START EXTRACTED MATERIAL

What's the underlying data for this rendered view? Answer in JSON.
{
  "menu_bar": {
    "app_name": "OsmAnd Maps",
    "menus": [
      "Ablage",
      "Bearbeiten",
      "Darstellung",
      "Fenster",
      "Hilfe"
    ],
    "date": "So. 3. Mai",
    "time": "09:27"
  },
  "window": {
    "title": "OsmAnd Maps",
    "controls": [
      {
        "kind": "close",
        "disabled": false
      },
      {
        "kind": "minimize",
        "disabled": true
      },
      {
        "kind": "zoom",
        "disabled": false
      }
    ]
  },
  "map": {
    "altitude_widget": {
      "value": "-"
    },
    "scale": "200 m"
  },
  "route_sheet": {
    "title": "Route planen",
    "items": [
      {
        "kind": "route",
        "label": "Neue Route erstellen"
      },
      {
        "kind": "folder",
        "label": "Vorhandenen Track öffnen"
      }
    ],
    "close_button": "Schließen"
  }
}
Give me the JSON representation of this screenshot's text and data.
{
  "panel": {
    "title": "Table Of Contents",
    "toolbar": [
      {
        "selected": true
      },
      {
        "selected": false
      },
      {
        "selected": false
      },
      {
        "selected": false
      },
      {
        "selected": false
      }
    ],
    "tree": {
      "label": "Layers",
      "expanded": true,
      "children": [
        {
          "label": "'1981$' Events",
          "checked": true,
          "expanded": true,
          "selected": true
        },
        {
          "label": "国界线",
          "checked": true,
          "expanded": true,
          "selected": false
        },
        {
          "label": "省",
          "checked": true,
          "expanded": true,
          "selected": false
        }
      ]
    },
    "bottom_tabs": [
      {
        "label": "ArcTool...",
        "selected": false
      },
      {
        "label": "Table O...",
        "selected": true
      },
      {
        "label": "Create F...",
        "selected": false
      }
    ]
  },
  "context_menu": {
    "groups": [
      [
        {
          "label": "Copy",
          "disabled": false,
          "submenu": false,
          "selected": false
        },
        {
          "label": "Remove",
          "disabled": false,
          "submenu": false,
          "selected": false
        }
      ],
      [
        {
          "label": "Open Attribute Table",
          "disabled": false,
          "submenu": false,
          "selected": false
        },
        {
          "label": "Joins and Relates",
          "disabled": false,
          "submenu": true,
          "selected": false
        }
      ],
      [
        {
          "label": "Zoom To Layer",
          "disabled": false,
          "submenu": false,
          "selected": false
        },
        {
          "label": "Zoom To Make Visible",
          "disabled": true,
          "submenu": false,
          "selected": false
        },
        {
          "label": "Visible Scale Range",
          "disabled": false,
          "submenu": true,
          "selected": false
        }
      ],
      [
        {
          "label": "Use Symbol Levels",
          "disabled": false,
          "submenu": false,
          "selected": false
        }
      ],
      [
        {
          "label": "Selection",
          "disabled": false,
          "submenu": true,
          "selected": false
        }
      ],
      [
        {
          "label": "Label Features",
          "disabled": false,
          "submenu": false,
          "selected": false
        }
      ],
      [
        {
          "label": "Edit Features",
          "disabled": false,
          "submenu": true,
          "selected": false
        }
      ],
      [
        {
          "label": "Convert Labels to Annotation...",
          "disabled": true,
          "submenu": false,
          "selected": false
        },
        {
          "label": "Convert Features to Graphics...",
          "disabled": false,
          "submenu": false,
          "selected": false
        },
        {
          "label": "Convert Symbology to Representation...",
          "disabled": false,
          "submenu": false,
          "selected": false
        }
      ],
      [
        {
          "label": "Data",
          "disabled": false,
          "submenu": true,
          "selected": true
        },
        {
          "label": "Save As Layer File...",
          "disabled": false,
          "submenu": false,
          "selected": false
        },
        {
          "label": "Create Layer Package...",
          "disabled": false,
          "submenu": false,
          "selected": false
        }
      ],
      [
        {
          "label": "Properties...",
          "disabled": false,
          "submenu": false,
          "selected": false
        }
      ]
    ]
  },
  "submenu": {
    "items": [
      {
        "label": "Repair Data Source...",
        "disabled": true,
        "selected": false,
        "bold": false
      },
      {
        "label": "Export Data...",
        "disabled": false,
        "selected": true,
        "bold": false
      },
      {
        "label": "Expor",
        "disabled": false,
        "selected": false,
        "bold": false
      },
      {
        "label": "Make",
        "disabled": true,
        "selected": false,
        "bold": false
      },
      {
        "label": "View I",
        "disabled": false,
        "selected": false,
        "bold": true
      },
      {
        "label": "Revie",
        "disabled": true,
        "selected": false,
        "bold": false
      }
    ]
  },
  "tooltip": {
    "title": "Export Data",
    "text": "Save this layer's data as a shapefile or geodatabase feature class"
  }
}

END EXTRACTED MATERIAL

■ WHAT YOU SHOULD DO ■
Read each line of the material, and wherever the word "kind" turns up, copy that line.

■ TASK ANSWER ■
        "kind": "close",
        "kind": "minimize",
        "kind": "zoom",
        "kind": "route",
        "kind": "folder",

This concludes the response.